▶ _How to complete this task_
Write the number of lines in the material below that contain "title", with no other words.

Data for the task Block Start

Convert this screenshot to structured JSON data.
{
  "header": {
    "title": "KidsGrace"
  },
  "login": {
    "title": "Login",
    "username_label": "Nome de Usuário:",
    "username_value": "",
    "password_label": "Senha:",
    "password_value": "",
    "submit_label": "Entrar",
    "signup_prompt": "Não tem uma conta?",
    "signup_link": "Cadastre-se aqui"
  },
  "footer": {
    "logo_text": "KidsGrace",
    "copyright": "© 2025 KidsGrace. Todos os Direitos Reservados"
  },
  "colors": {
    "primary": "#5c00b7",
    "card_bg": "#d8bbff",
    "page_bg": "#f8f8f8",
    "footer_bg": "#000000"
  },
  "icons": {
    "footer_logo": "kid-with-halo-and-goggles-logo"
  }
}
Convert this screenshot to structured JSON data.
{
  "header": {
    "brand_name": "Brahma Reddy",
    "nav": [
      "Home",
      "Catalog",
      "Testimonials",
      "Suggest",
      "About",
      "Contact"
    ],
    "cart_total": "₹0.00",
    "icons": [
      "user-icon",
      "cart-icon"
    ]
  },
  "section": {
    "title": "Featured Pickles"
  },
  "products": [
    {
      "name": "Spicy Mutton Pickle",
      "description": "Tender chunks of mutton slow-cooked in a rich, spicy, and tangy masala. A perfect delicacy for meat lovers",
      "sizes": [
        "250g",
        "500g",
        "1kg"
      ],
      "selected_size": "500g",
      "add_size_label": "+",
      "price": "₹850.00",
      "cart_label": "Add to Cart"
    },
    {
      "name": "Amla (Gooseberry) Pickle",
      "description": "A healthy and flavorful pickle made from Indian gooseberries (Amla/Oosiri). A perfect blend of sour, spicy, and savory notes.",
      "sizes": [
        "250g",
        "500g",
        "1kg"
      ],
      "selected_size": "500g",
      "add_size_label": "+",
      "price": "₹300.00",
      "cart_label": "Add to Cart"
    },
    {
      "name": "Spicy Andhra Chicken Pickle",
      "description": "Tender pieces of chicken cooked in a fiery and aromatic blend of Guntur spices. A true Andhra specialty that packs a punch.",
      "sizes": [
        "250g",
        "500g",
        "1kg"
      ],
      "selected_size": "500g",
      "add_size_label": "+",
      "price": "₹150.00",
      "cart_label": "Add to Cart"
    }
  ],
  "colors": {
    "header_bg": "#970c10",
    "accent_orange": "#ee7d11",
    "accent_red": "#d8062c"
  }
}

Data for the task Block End

▶ _Exercise answer_
3